ii Grounds for challenge

The Remedies Provisions say little about the grounds for challenge by bidders, providing simply that infringements of 'Community law in the field of public procurement or national rules transposing that law'87 can be challenged. This covers breaches of both national rules implementing the Directives and Treaty principles, such as equality, non-discrimination and transparency.

The number of challenges and prospects of success vary considerably from state to state.88

As noted above, the Commission may invoke a corrective mechanism when it 'considers that a serious infringement of Community law in the field of public procurement has been committed during a contract award procedure'.89

iii Remedies

There are four main types of remedies that must be available to the review body under the review procedures. The first three are:

  1. interim suspension of the award of the contract pending review by the first instance review body, which must continue at least for the standstill period; the review body's decision as to whether to uphold this interim suspension can take into account the consequences of the continued suspension for all interests likely to be affected, as well as any public interest;
  2. set aside of an unlawful decision; this includes the power to amend the invitation to tender, the contract documents and other documents relating to the contract award procedure, to stop the procurement and to order a new procurement; and
  3. the power to award damages (compensation) to a person harmed by the infringement.90

The fourth and arguably most powerful remedy is that of ineffectiveness. Ineffectiveness must be available in three situations:

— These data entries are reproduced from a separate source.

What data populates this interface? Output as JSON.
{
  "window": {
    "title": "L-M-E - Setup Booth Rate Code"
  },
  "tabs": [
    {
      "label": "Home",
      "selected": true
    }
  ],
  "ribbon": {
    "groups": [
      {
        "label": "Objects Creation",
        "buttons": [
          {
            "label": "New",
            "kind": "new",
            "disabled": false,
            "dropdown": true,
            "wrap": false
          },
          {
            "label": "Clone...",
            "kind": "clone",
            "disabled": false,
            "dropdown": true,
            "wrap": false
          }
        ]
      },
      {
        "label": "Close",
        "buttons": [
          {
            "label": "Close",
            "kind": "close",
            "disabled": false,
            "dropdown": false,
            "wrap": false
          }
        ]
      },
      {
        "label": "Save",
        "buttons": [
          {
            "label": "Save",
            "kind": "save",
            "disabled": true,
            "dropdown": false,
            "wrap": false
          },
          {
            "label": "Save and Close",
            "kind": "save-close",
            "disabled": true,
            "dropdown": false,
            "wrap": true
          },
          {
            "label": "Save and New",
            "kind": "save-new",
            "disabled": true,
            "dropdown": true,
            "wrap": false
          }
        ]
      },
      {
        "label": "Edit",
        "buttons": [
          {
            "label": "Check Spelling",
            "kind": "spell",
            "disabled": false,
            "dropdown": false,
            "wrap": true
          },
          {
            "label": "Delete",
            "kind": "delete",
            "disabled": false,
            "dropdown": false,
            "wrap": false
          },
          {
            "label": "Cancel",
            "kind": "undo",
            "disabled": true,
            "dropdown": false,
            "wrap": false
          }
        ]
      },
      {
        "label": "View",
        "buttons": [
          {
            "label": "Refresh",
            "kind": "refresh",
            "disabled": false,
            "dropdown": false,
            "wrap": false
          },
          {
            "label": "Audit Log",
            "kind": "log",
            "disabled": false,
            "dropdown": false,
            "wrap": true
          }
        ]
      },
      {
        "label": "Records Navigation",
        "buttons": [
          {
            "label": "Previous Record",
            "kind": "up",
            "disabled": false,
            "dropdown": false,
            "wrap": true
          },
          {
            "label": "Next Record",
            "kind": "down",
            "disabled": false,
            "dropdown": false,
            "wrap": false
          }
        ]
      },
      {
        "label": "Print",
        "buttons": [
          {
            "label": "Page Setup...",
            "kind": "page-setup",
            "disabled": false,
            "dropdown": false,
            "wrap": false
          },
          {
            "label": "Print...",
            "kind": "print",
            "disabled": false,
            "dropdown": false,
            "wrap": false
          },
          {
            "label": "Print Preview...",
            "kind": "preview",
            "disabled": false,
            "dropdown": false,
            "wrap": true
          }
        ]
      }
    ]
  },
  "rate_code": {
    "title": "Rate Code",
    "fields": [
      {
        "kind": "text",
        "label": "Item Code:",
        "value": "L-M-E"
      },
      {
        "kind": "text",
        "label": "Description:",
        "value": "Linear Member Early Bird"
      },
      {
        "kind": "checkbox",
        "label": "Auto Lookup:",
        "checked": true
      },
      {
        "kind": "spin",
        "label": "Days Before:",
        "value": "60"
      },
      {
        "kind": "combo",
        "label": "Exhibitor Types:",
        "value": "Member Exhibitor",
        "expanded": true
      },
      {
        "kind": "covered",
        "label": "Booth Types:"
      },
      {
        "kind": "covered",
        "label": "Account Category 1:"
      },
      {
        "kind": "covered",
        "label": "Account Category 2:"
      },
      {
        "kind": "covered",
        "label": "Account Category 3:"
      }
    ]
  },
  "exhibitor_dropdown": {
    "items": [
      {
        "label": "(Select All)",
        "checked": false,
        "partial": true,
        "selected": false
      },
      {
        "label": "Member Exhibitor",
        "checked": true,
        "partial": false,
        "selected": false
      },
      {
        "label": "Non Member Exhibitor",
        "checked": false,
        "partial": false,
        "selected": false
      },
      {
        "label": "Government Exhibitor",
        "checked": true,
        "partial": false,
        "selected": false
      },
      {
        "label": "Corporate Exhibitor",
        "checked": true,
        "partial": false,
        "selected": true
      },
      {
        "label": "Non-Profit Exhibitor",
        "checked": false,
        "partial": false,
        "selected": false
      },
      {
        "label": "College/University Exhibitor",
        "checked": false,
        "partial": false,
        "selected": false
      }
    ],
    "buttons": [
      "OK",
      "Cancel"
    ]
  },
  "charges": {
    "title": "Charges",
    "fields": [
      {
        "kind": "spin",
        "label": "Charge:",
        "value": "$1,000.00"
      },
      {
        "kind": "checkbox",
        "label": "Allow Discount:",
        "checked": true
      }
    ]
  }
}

  1. if an authority has illegally awarded a contract without prior publication of a contract notice;
  2. if an authority has awarded a contract in breach of the standstill period or suspension of contract award and a bidder has thereby been deprived of the possibility to complain about some other infringement that has affected the bidder's chance of obtaining the contract; and
  3. where a Member State has permitted award of contracts without a standstill period under a framework or DPS.91

Where the ineffectiveness remedy is not available, Member States may provide that once the contract has been concluded the only remedy available is damages.

Member States can provide that the consequence of ineffectiveness is retroactive cancellation of all contractual obligations or may limit cancellation to future obligations only. If the latter option is chosen, the Member State must provide for the application of alternative penalties. If the general interest is in upholding the contract, so that the review body decides not to declare a contract ineffective, it must provide for alternative penalties.

Alternative penalties have to be effective, proportionate and dissuasive, and must be either the imposition of a fine on the authority or shortening of the duration of the contract.


It certainly is not a bold prediction that covid-19 will most probably remain one of the dominant issues in 2021. In particular, it will be interesting to see whether and how the pandemic will permanently change procurement policy and procurement law in the EU. It is not far-fetched to suggest that it will make the question of how procurement can contribute to the promotion of innovation even more important. Brexit is also likely to pose some challenges for public procurement in 2021, applying equally to contracting authorities, EU-based companies operating in the UK and UK-based companies that have previously had public clients within the EU.

It is already becoming apparent that public procurement law will again be an important topic for the CJEU in 2021. A number of cases are pending, including once again some 'long runners', on issues such as the concept of a public contract and the requirements for framework agreements.